Copy out, from the entries below, each line that holds the string "Martin".
+++ Input data
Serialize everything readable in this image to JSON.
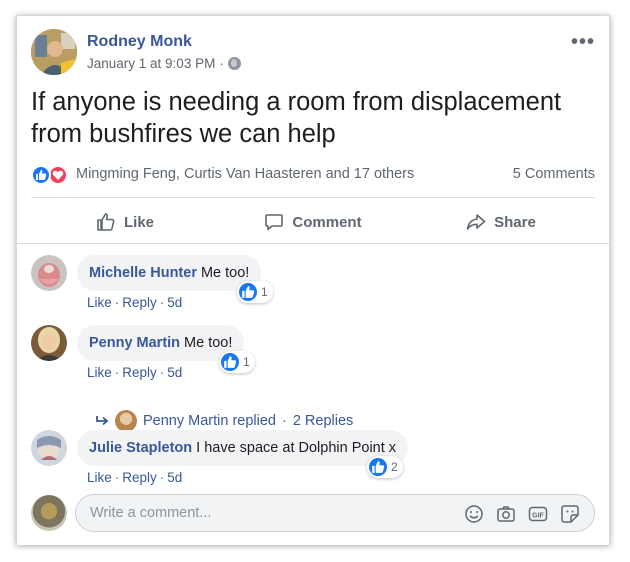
{
  "post": {
    "author": "Rodney Monk",
    "timestamp": "January 1 at 9:03 PM",
    "separator": "·",
    "more_label": "•••",
    "text": "If anyone is needing a room from displacement from bushfires we can help"
  },
  "reactions": {
    "names": "Mingming Feng, Curtis Van Haasteren and 17 others",
    "comments_count": "5 Comments"
  },
  "actions": {
    "like": "Like",
    "comment": "Comment",
    "share": "Share"
  },
  "comments": [
    {
      "name": "Michelle Hunter",
      "text": "Me too!",
      "like": "Like",
      "reply": "Reply",
      "time": "5d",
      "reaction_count": "1"
    },
    {
      "name": "Penny Martin",
      "text": "Me too!",
      "like": "Like",
      "reply": "Reply",
      "time": "5d",
      "reaction_count": "1"
    },
    {
      "name": "Julie Stapleton",
      "text": "I have space at Dolphin Point x",
      "like": "Like",
      "reply": "Reply",
      "time": "5d",
      "reaction_count": "2"
    }
  ],
  "replied": {
    "name": "Penny Martin replied",
    "separator": "·",
    "replies": "2 Replies"
  },
  "composer": {
    "placeholder": "Write a comment...",
    "gif_label": "GIF"
  },
  "colors": {
    "link": "#385898",
    "like_blue": "#1877f2",
    "love_red": "#f33e58"
  }
}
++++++
### Problem solution
      "name": "Penny Martin",
    "name": "Penny Martin replied",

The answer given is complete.